London, October 1971. A paranormal investigator seeking a cure for his psychic ‘gift’. A disillusioned policewoman determined to help a terrified old lady, whatever it takes. And a haunted house more deadly than any of them could imagine.
Will anyone survive THE HORROR AT LAVENDER EDGE?
The first standalone novel in the Undine and Cross series.
Reluctant psychic Harry Undine has problems.
Hippies would consider his sixth sense ‘cool’, but Undine knows the pain it can inflict. And he is ashamed of the sensitivity it reveals beneath his macho exterior.
Seeking a cure has become an obsession – a secret, lonely quest far more important than the paranormal research he is supposed to be carrying out for the Corsi Institute.
The last person he needs in his life right now is Jo Cross, a young WPC determined not to let down the elderly woman who begged her for help.
And the last place he should visit is Lavender Edge – a sinister house on the outskirts of London, where something ancient and unearthly has already begun to stir.
Harking back to the horror of the seventies and eighties, The Horror at Lavender Edge is the first outing for the paranormal investigative team of Undine & Cross.
The story takes place in 1970’s London. After a night investigating a supposed haunting at a local ‘theatre’ (this is Soho in the 1970’s, so that term lossely applies!), Harry Undine is a member of a team of investigators that are approached by WPC Jo Cross, who tells them of the strange goings on at Lavender Edge. A house in Mitchum, that is supposedly one of the most haunted houses in Britain.

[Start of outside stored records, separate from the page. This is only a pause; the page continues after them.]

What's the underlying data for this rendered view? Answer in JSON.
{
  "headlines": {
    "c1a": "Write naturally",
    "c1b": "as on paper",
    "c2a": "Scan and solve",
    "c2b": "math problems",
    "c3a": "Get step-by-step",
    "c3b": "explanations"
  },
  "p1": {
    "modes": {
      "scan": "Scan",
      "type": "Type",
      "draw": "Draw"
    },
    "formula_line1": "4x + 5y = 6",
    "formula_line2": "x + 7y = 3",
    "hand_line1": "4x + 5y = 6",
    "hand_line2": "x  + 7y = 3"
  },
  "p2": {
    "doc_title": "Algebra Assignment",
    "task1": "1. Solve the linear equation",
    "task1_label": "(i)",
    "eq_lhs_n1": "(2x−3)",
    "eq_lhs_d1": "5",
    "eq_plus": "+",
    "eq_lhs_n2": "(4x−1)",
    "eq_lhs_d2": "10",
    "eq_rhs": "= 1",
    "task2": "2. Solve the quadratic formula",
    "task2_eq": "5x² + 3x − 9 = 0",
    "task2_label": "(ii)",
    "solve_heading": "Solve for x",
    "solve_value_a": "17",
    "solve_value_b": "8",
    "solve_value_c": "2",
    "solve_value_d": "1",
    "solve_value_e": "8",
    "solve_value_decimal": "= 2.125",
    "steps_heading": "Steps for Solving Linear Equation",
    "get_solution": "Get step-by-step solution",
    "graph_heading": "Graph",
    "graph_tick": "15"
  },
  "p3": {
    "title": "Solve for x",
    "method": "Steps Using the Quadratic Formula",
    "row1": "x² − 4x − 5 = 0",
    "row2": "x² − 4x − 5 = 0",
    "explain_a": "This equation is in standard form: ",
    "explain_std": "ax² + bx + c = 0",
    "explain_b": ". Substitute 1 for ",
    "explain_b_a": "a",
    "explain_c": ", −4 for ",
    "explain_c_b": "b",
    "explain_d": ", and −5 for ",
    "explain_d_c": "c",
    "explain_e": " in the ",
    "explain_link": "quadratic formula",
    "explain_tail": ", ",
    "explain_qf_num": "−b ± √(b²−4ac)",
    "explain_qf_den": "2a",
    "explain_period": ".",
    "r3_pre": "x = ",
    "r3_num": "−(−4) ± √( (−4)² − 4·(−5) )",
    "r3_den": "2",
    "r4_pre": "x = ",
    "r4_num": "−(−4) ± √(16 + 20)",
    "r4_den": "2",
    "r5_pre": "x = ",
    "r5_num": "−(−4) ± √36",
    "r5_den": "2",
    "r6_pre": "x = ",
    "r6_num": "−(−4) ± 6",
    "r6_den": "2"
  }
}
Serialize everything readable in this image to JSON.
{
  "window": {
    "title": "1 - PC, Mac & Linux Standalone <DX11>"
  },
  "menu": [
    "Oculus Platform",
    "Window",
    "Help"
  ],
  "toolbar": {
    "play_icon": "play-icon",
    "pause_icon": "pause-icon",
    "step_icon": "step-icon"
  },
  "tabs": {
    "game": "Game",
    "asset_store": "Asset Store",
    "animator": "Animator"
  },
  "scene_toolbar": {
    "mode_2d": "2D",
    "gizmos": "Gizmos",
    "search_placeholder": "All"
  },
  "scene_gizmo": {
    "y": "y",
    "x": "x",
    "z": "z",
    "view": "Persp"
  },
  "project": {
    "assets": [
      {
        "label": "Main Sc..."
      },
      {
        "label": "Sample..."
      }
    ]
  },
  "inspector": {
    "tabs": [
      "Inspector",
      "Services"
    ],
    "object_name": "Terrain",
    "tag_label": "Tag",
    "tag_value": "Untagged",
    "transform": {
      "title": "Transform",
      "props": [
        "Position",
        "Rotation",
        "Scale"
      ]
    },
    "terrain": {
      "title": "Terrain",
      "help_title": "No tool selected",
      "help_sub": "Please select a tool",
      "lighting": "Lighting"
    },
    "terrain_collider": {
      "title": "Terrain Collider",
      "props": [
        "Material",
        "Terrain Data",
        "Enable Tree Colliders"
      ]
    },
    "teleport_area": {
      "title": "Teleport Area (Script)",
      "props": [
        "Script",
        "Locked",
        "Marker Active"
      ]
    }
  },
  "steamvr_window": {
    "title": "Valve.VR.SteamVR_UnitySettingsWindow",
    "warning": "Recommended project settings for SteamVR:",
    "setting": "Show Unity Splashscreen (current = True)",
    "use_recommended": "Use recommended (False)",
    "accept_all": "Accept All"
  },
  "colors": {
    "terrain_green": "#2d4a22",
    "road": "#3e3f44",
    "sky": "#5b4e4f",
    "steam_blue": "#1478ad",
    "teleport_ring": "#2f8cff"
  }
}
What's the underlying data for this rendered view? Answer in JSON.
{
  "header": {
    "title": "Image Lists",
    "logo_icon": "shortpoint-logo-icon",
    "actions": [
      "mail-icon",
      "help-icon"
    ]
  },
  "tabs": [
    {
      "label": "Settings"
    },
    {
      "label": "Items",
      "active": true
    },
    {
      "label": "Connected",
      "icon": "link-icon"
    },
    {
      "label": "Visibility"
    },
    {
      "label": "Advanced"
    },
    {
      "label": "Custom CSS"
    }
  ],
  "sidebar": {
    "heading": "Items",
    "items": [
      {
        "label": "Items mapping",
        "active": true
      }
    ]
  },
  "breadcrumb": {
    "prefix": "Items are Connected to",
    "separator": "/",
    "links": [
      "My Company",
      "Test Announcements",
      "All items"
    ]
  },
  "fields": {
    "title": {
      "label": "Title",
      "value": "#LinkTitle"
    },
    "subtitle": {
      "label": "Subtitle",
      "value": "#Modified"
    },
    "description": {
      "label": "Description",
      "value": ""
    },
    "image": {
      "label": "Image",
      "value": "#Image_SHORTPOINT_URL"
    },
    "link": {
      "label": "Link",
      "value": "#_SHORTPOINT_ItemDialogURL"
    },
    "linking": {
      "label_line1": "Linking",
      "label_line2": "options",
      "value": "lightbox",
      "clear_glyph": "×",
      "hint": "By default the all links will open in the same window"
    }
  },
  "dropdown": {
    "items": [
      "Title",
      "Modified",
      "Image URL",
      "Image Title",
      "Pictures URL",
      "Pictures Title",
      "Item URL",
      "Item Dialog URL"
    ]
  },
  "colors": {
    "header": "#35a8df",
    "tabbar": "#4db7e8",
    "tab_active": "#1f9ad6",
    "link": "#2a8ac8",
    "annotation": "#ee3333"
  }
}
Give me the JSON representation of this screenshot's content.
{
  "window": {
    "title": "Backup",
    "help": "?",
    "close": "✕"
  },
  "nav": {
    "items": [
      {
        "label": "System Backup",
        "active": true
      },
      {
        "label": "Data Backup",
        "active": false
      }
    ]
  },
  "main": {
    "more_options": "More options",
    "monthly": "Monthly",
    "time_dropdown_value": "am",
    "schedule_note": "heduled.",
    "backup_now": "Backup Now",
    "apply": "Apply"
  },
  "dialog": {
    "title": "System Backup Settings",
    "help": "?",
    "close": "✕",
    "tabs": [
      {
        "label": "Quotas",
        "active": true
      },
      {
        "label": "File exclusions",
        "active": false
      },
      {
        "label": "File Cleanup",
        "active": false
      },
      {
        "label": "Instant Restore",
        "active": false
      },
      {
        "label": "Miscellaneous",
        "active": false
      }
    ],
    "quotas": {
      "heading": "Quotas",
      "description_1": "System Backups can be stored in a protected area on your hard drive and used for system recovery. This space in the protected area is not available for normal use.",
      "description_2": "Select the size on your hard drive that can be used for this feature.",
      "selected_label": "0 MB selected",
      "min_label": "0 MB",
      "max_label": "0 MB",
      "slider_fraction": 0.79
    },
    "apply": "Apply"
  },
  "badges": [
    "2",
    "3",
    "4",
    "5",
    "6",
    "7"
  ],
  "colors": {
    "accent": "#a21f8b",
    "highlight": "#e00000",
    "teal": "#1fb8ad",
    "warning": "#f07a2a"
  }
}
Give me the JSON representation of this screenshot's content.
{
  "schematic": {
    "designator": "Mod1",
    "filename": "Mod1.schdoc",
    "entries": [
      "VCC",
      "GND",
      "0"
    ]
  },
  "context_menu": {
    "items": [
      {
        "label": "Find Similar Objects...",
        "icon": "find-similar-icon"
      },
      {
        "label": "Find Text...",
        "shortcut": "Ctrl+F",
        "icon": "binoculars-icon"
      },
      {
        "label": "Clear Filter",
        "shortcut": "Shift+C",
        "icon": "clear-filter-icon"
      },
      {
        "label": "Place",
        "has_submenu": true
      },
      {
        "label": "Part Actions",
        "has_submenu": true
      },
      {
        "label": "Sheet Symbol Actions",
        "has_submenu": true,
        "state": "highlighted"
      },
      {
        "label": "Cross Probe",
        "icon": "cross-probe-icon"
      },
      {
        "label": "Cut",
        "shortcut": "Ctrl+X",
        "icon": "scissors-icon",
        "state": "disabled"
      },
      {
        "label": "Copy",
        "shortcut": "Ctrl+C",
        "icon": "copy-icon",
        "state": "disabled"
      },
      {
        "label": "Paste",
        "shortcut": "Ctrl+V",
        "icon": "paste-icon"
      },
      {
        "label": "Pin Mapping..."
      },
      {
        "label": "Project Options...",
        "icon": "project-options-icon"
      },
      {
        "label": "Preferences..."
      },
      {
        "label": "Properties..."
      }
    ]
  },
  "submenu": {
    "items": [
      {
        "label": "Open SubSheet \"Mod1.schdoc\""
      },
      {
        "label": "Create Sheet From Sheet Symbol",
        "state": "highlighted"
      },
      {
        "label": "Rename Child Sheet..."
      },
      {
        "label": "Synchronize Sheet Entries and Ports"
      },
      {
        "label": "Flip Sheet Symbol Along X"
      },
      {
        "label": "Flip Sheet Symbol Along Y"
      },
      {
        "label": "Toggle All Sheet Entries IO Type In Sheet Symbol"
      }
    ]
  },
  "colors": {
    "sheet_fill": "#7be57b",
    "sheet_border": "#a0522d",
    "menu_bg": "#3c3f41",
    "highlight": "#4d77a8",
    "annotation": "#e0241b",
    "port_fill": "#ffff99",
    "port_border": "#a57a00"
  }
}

Sceptical at first, the team decide to investigate and quickly find that the house is indeed haunted, but not only that, it is home to a malevolent force known as The Outside.
Taking the haunted house trope and mixing it with classic cosmic horror, Henderson successfully evokes not only the attitudes of the time that the book is set, but also manages to evoke the sense of literature and television that was around at the time. For me, having a) grown up in the seventies and b) been brought up on the type of fiction that was around at the time, this book is like a warm hug of a book. I know that that is weird when we are talking about horror books, but throughout the book, Henderson manages to bring to mind the things that I enjoyed as a kid. Growing up on a diet of James Herbert, and the weird television that I grew up with, this book put me in mind of a load of different things, for instance, with the cosmic horror theme that is running through the book, it put me in mind of such programmes as Sapphire and Steel or The Children of the Stones, which scared the living daylights out of me when I was younger, and in fact Sapphire and Steel has left an indelible stain on my soul as it scared me that much. However, it is not only the feelings of nostalgia in relation to television, he also puts me in mind of British horror literature like James Herbert.
Furthermore, he manages to successfully get his point across that whilst the era wasn’t bad, it wasn’t a particularly good time either. There were terrible race attitudes, and the treatment of the other 51% of people that are on this planet (i.e. women) was also not good, as we see the attitudes towards Jo as a female police officer.
As this is the first book in the series, there is the obligatory let’s get to know the characters. At times, some of these characters can be a little hard to get along with, Harry Undine in particular! His character on occasion really annoyed me, as he seemed to be obstroculous for the sake of being obstrculous. However, there are reasons for this, mainly to do with his powers, although at times I am sure its just because he wants to be a bit of a dick😂. Jo was a much easier to like, mainly due to the fact that she strongly reminded of one of my favourite Dr Who companions, Jo Grant (and I was delighted to find out in the afterward that this was indeed the case, although she is a character in her own rights, not merely a pastiche of the original) In addition to that, the supporting characters of Archie and Ray are good, although not as fleshed out as the main characters.
When it comes to the supernatural imagery, this is where the book truly shines and shows you that Christopher Henderson’s ability to immerse the reader in the action is top notch. He manages to convey the intensity of the situation and the effect that it has on Harry (who I forgot to mention is a lot psychic). In fact there were some points where I needed a bit of a breather and had to come back to the story. Whilst the book is set in the seventies, the action feels very contemporary, putting me in mind of things like James Wan films.
The Horror at Lavender’s Edge is a good inaugural outing for the paranormal investigations of Undine and Cross, and with the loose ends that were not tied up at the end of this book, there is scope for this series to go from strength to strength.
Mark aka Fantasy Book Nerd
I’m Mark, otherwise known as Fantasy Book Nerd (I don’t know if you have seen my blog, but it’s been going for a while), and this is me in my other iteration, the horror lover. This time without the normal skull mask on, well actually, I do still have the skull mask on, I mean, I can’t subject you all to my real face, there’s laws against that!
Horror was actually the first thing I got into as a kid. I got bought horror books for kids, I watched all the old Hammer Horror and Universal movies before moving onto video nasties when the video player was released, and also read a load of horror, including all the old stalwarts like James Herbert, Stephen King and others.